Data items
Segment Open

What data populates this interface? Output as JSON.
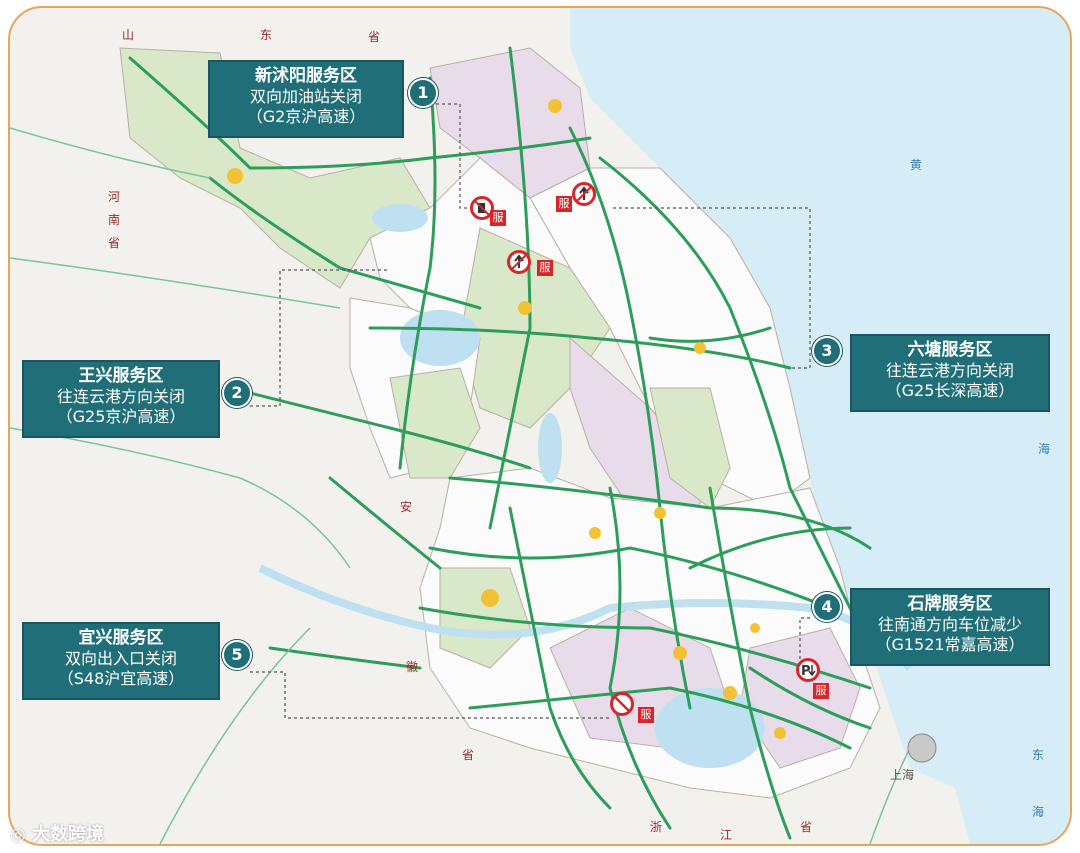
{
  "colors": {
    "sea": "#d6ecf6",
    "land": "#f3f1ee",
    "province_green": "#d9e8c8",
    "province_purple": "#e9dcea",
    "province_white": "#fbfbfb",
    "lake": "#bfe0f0",
    "expressway": "#2d9d5a",
    "callout_bg": "#1f6e78",
    "border_orange": "#e8a45a",
    "sign_red": "#d6262a"
  },
  "callouts": [
    {
      "number": "1",
      "title": "新沭阳服务区",
      "line2": "双向加油站关闭",
      "line3": "（G2京沪高速）"
    },
    {
      "number": "2",
      "title": "王兴服务区",
      "line2": "往连云港方向关闭",
      "line3": "（G25京沪高速）"
    },
    {
      "number": "3",
      "title": "六塘服务区",
      "line2": "往连云港方向关闭",
      "line3": "（G25长深高速）"
    },
    {
      "number": "4",
      "title": "石牌服务区",
      "line2": "往南通方向车位减少",
      "line3": "（G1521常嘉高速）"
    },
    {
      "number": "5",
      "title": "宜兴服务区",
      "line2": "双向出入口关闭",
      "line3": "（S48沪宜高速）"
    }
  ],
  "service_mark": "服",
  "map_labels": {
    "shandong": [
      "山",
      "东",
      "省"
    ],
    "henan": [
      "河",
      "南",
      "省"
    ],
    "anhui": [
      "安",
      "徽",
      "省"
    ],
    "zhejiang": [
      "浙",
      "江",
      "省"
    ],
    "yellow_sea": [
      "黄",
      "海"
    ],
    "east_sea": [
      "东",
      "海"
    ],
    "shanghai": "上海"
  },
  "watermark": "大数跨境",
  "icons": [
    "fuel-closed-icon",
    "no-entry-icon",
    "no-straight-icon",
    "parking-reduced-icon",
    "watermark-logo-icon"
  ]
}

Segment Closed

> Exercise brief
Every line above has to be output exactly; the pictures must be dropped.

> Result
What data populates this interface? Output as JSON.
{
  "colors": {
    "sea": "#d6ecf6",
    "land": "#f3f1ee",
    "province_green": "#d9e8c8",
    "province_purple": "#e9dcea",
    "province_white": "#fbfbfb",
    "lake": "#bfe0f0",
    "expressway": "#2d9d5a",
    "callout_bg": "#1f6e78",
    "border_orange": "#e8a45a",
    "sign_red": "#d6262a"
  },
  "callouts": [
    {
      "number": "1",
      "title": "新沭阳服务区",
      "line2": "双向加油站关闭",
      "line3": "（G2京沪高速）"
    },
    {
      "number": "2",
      "title": "王兴服务区",
      "line2": "往连云港方向关闭",
      "line3": "（G25京沪高速）"
    },
    {
      "number": "3",
      "title": "六塘服务区",
      "line2": "往连云港方向关闭",
      "line3": "（G25长深高速）"
    },
    {
      "number": "4",
      "title": "石牌服务区",
      "line2": "往南通方向车位减少",
      "line3": "（G1521常嘉高速）"
    },
    {
      "number": "5",
      "title": "宜兴服务区",
      "line2": "双向出入口关闭",
      "line3": "（S48沪宜高速）"
    }
  ],
  "service_mark": "服",
  "map_labels": {
    "shandong": [
      "山",
      "东",
      "省"
    ],
    "henan": [
      "河",
      "南",
      "省"
    ],
    "anhui": [
      "安",
      "徽",
      "省"
    ],
    "zhejiang": [
      "浙",
      "江",
      "省"
    ],
    "yellow_sea": [
      "黄",
      "海"
    ],
    "east_sea": [
      "东",
      "海"
    ],
    "shanghai": "上海"
  },
  "watermark": "大数跨境",
  "icons": [
    "fuel-closed-icon",
    "no-entry-icon",
    "no-straight-icon",
    "parking-reduced-icon",
    "watermark-logo-icon"
  ]
}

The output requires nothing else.